[Listed records — start]

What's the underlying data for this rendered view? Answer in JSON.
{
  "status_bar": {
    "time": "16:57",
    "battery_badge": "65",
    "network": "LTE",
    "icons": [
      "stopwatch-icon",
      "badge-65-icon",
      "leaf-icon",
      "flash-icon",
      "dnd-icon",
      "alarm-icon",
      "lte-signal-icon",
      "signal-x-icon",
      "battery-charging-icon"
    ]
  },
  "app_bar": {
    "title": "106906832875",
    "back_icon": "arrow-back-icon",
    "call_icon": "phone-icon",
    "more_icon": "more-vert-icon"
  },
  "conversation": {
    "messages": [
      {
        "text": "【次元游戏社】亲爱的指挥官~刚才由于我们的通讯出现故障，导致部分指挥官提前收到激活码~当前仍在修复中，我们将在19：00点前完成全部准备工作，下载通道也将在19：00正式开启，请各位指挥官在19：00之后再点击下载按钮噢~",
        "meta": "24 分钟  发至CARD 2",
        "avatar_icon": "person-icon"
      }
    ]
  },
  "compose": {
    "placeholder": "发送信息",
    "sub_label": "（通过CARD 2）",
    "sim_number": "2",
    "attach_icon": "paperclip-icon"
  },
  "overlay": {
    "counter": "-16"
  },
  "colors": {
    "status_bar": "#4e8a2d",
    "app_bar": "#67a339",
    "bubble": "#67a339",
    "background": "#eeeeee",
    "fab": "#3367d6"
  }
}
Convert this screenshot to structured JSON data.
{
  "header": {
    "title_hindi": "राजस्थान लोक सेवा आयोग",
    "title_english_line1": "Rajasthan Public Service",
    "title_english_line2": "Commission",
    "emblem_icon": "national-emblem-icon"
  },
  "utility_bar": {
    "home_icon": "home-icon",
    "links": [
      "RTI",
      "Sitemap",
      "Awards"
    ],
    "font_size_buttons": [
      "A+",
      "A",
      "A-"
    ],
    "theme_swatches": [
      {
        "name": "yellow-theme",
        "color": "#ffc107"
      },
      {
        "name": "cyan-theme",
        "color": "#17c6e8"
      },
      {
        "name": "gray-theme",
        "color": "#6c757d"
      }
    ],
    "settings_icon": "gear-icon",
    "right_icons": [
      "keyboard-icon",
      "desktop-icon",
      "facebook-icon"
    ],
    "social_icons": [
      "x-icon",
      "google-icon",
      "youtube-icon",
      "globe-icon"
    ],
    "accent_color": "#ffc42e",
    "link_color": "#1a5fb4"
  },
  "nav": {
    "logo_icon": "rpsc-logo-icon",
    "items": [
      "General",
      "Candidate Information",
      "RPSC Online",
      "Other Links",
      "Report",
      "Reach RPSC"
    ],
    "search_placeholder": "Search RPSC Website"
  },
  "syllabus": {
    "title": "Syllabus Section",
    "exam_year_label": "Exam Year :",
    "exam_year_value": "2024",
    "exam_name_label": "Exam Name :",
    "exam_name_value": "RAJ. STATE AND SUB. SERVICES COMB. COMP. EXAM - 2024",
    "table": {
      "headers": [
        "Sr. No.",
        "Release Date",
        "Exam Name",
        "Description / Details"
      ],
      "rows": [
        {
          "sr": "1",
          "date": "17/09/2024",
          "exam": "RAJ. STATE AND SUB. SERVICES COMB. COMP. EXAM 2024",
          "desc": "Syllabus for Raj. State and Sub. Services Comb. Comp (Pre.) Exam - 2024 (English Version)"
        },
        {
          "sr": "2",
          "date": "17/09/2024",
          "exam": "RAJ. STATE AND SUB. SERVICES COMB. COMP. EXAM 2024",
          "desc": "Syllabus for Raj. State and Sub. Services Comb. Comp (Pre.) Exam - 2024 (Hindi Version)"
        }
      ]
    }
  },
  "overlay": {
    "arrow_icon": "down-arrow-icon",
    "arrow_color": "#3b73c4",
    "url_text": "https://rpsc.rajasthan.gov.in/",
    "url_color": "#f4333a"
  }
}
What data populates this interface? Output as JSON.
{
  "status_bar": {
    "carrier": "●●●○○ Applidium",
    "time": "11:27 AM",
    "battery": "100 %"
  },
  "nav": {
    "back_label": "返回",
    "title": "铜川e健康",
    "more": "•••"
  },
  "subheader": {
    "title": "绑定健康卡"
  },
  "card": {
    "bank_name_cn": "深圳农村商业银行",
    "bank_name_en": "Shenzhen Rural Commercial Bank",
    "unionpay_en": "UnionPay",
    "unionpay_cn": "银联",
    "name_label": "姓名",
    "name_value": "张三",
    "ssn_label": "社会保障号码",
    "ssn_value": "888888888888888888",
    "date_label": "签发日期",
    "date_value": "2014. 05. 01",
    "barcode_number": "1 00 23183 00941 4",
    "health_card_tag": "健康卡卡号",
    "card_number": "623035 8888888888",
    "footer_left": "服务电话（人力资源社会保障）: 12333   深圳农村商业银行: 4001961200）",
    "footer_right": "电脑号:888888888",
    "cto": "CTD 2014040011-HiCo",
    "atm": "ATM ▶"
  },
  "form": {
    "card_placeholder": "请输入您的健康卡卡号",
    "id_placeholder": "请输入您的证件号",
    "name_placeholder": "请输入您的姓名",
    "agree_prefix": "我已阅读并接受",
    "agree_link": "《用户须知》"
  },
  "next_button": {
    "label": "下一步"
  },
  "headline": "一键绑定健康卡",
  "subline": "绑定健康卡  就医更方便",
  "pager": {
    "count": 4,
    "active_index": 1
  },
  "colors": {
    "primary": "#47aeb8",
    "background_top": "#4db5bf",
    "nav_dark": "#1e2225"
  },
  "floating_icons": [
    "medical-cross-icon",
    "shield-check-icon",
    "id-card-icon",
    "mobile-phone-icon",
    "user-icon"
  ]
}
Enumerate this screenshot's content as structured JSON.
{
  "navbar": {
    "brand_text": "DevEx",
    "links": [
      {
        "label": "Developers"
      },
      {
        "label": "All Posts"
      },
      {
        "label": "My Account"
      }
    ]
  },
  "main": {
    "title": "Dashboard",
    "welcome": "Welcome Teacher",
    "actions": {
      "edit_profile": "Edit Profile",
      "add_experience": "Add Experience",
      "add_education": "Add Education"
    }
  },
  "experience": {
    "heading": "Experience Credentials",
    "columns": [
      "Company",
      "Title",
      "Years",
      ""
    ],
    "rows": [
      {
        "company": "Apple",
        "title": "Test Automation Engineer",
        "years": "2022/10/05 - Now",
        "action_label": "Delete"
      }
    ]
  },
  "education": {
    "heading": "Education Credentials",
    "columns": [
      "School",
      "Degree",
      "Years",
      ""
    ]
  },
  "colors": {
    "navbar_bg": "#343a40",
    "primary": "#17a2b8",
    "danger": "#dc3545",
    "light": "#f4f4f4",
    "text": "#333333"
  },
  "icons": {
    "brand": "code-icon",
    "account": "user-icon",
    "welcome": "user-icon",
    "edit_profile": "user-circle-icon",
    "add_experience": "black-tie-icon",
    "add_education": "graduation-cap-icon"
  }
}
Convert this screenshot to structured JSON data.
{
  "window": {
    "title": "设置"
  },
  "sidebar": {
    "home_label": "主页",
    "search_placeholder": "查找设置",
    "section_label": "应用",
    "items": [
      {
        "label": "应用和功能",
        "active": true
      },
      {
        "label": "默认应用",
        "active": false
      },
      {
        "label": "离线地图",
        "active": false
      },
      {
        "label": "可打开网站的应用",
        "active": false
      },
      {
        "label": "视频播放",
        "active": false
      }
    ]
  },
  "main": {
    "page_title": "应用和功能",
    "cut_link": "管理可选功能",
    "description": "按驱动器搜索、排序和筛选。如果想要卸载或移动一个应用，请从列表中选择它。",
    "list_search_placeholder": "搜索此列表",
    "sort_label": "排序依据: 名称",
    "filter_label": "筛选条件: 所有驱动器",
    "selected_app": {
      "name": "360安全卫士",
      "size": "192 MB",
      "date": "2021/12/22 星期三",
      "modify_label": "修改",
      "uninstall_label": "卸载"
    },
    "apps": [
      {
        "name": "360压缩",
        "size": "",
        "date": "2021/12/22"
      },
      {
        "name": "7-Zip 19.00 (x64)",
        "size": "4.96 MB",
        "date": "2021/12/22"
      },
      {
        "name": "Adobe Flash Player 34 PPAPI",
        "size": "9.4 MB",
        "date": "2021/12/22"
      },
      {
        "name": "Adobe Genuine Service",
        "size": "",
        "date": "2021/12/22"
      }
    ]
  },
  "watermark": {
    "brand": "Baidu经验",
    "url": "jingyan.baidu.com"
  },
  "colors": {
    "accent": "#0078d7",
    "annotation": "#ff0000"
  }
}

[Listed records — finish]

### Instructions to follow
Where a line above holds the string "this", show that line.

### Answer to the exercise
What's the underlying data for this rendered view? Answer in JSON.
Convert this screenshot to structured JSON data.
What data populates this interface? Output as JSON.
Enumerate this screenshot's content as structured JSON.
Convert this screenshot to structured JSON data.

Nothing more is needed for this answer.